## [Exercise directions]
Show only those lines of the entries where the string "state" is found.

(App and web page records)
--- START ---
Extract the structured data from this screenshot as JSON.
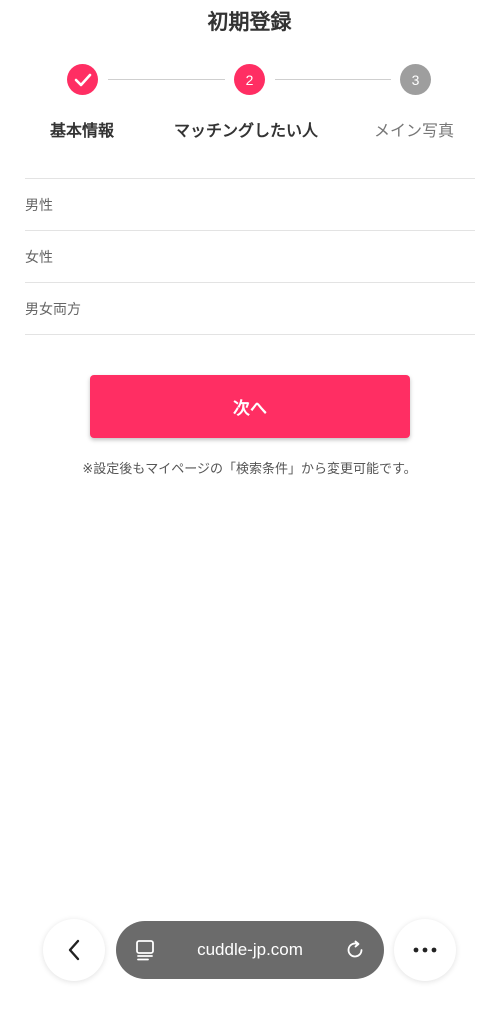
{
  "header": {
    "title": "初期登録"
  },
  "stepper": {
    "steps": [
      {
        "number": "",
        "label": "基本情報",
        "state": "done"
      },
      {
        "number": "2",
        "label": "マッチングしたい人",
        "state": "current"
      },
      {
        "number": "3",
        "label": "メイン写真",
        "state": "upcoming"
      }
    ]
  },
  "options": [
    {
      "label": "男性"
    },
    {
      "label": "女性"
    },
    {
      "label": "男女両方"
    }
  ],
  "next_button": {
    "label": "次へ"
  },
  "note": "※設定後もマイページの「検索条件」から変更可能です。",
  "browser_bar": {
    "url": "cuddle-jp.com",
    "icons": [
      "chevron-left-icon",
      "tabs-icon",
      "reload-icon",
      "more-icon"
    ]
  },
  "colors": {
    "accent": "#ff2e63",
    "inactive_step": "#9e9e9e",
    "url_pill": "#6b6b6b"
  }
}
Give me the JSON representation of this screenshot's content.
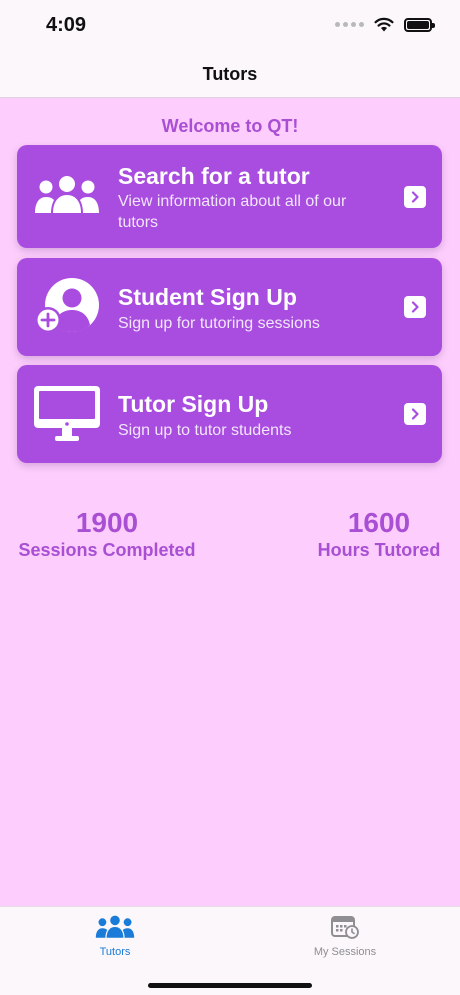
{
  "status_bar": {
    "time": "4:09"
  },
  "nav": {
    "title": "Tutors"
  },
  "welcome": "Welcome to QT!",
  "cards": [
    {
      "title": "Search for a tutor",
      "subtitle": "View information about all of our tutors",
      "icon": "group-icon"
    },
    {
      "title": "Student Sign Up",
      "subtitle": "Sign up for tutoring sessions",
      "icon": "add-user-icon"
    },
    {
      "title": "Tutor Sign Up",
      "subtitle": "Sign up to tutor students",
      "icon": "monitor-icon"
    }
  ],
  "stats": [
    {
      "value": "1900",
      "label": "Sessions Completed"
    },
    {
      "value": "1600",
      "label": "Hours Tutored"
    }
  ],
  "tab_bar": {
    "tabs": [
      {
        "label": "Tutors",
        "icon": "group-icon",
        "selected": true
      },
      {
        "label": "My Sessions",
        "icon": "calendar-clock-icon",
        "selected": false
      }
    ]
  },
  "colors": {
    "accent": "#a94ce0",
    "background": "#fdcefd",
    "stat_text": "#a84fd3",
    "tab_selected": "#1a7bd8",
    "tab_unselected": "#8e8e93"
  }
}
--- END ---
## [Answer to this task]
        "state": "done"
        "state": "current"
        "state": "upcoming"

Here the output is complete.